• Given data:

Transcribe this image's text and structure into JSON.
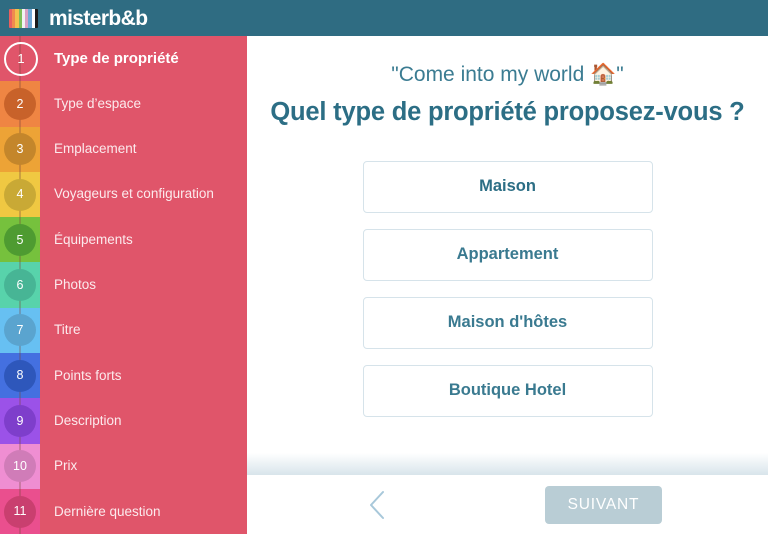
{
  "brand": {
    "name": "misterb&b",
    "mark_colors": [
      "#e8605f",
      "#ef8b4e",
      "#f2c14e",
      "#7dbf5a",
      "#f2f2f2",
      "#d9a0c4",
      "#6fa9d8",
      "#ffffff",
      "#1a1a1a"
    ],
    "bar_color": "#2f6c82"
  },
  "sidebar": {
    "background": "#e0556a",
    "steps": [
      {
        "number": "1",
        "label": "Type de propriété",
        "swatch": "#e0556a",
        "badge": "#e0556a",
        "active": true
      },
      {
        "number": "2",
        "label": "Type d’espace",
        "swatch": "#ef8543",
        "badge": "#c8622a",
        "active": false
      },
      {
        "number": "3",
        "label": "Emplacement",
        "swatch": "#eda336",
        "badge": "#c4862b",
        "active": false
      },
      {
        "number": "4",
        "label": "Voyageurs et configuration",
        "swatch": "#f0c842",
        "badge": "#c9a935",
        "active": false
      },
      {
        "number": "5",
        "label": "Équipements",
        "swatch": "#76c13d",
        "badge": "#4e9b31",
        "active": false
      },
      {
        "number": "6",
        "label": "Photos",
        "swatch": "#58d3ab",
        "badge": "#47b595",
        "active": false
      },
      {
        "number": "7",
        "label": "Titre",
        "swatch": "#67c0f2",
        "badge": "#5aa4cf",
        "active": false
      },
      {
        "number": "8",
        "label": "Points forts",
        "swatch": "#4470e0",
        "badge": "#2e57bb",
        "active": false
      },
      {
        "number": "9",
        "label": "Description",
        "swatch": "#9b52e8",
        "badge": "#7e3ecb",
        "active": false
      },
      {
        "number": "10",
        "label": "Prix",
        "swatch": "#ef8ed2",
        "badge": "#d07cb8",
        "active": false
      },
      {
        "number": "11",
        "label": "Dernière question",
        "swatch": "#ea4f8e",
        "badge": "#c93f6f",
        "active": false
      }
    ]
  },
  "main": {
    "subtitle": "\"Come into my world 🏠\"",
    "question": "Quel type de propriété proposez-vous ?",
    "options": [
      {
        "label": "Maison",
        "selected": true
      },
      {
        "label": "Appartement",
        "selected": false
      },
      {
        "label": "Maison d'hôtes",
        "selected": false
      },
      {
        "label": "Boutique Hotel",
        "selected": false
      }
    ]
  },
  "footer": {
    "back_icon": "chevron-left-icon",
    "next_label": "SUIVANT",
    "next_color": "#b9cdd5",
    "next_enabled": false
  }
}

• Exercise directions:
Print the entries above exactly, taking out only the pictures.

• Finished task:
Transcribe this image's text and structure into JSON.
{
  "brand": {
    "name": "misterb&b",
    "mark_colors": [
      "#e8605f",
      "#ef8b4e",
      "#f2c14e",
      "#7dbf5a",
      "#f2f2f2",
      "#d9a0c4",
      "#6fa9d8",
      "#ffffff",
      "#1a1a1a"
    ],
    "bar_color": "#2f6c82"
  },
  "sidebar": {
    "background": "#e0556a",
    "steps": [
      {
        "number": "1",
        "label": "Type de propriété",
        "swatch": "#e0556a",
        "badge": "#e0556a",
        "active": true
      },
      {
        "number": "2",
        "label": "Type d’espace",
        "swatch": "#ef8543",
        "badge": "#c8622a",
        "active": false
      },
      {
        "number": "3",
        "label": "Emplacement",
        "swatch": "#eda336",
        "badge": "#c4862b",
        "active": false
      },
      {
        "number": "4",
        "label": "Voyageurs et configuration",
        "swatch": "#f0c842",
        "badge": "#c9a935",
        "active": false
      },
      {
        "number": "5",
        "label": "Équipements",
        "swatch": "#76c13d",
        "badge": "#4e9b31",
        "active": false
      },
      {
        "number": "6",
        "label": "Photos",
        "swatch": "#58d3ab",
        "badge": "#47b595",
        "active": false
      },
      {
        "number": "7",
        "label": "Titre",
        "swatch": "#67c0f2",
        "badge": "#5aa4cf",
        "active": false
      },
      {
        "number": "8",
        "label": "Points forts",
        "swatch": "#4470e0",
        "badge": "#2e57bb",
        "active": false
      },
      {
        "number": "9",
        "label": "Description",
        "swatch": "#9b52e8",
        "badge": "#7e3ecb",
        "active": false
      },
      {
        "number": "10",
        "label": "Prix",
        "swatch": "#ef8ed2",
        "badge": "#d07cb8",
        "active": false
      },
      {
        "number": "11",
        "label": "Dernière question",
        "swatch": "#ea4f8e",
        "badge": "#c93f6f",
        "active": false
      }
    ]
  },
  "main": {
    "subtitle": "\"Come into my world 🏠\"",
    "question": "Quel type de propriété proposez-vous ?",
    "options": [
      {
        "label": "Maison",
        "selected": true
      },
      {
        "label": "Appartement",
        "selected": false
      },
      {
        "label": "Maison d'hôtes",
        "selected": false
      },
      {
        "label": "Boutique Hotel",
        "selected": false
      }
    ]
  },
  "footer": {
    "back_icon": "chevron-left-icon",
    "next_label": "SUIVANT",
    "next_color": "#b9cdd5",
    "next_enabled": false
  }
}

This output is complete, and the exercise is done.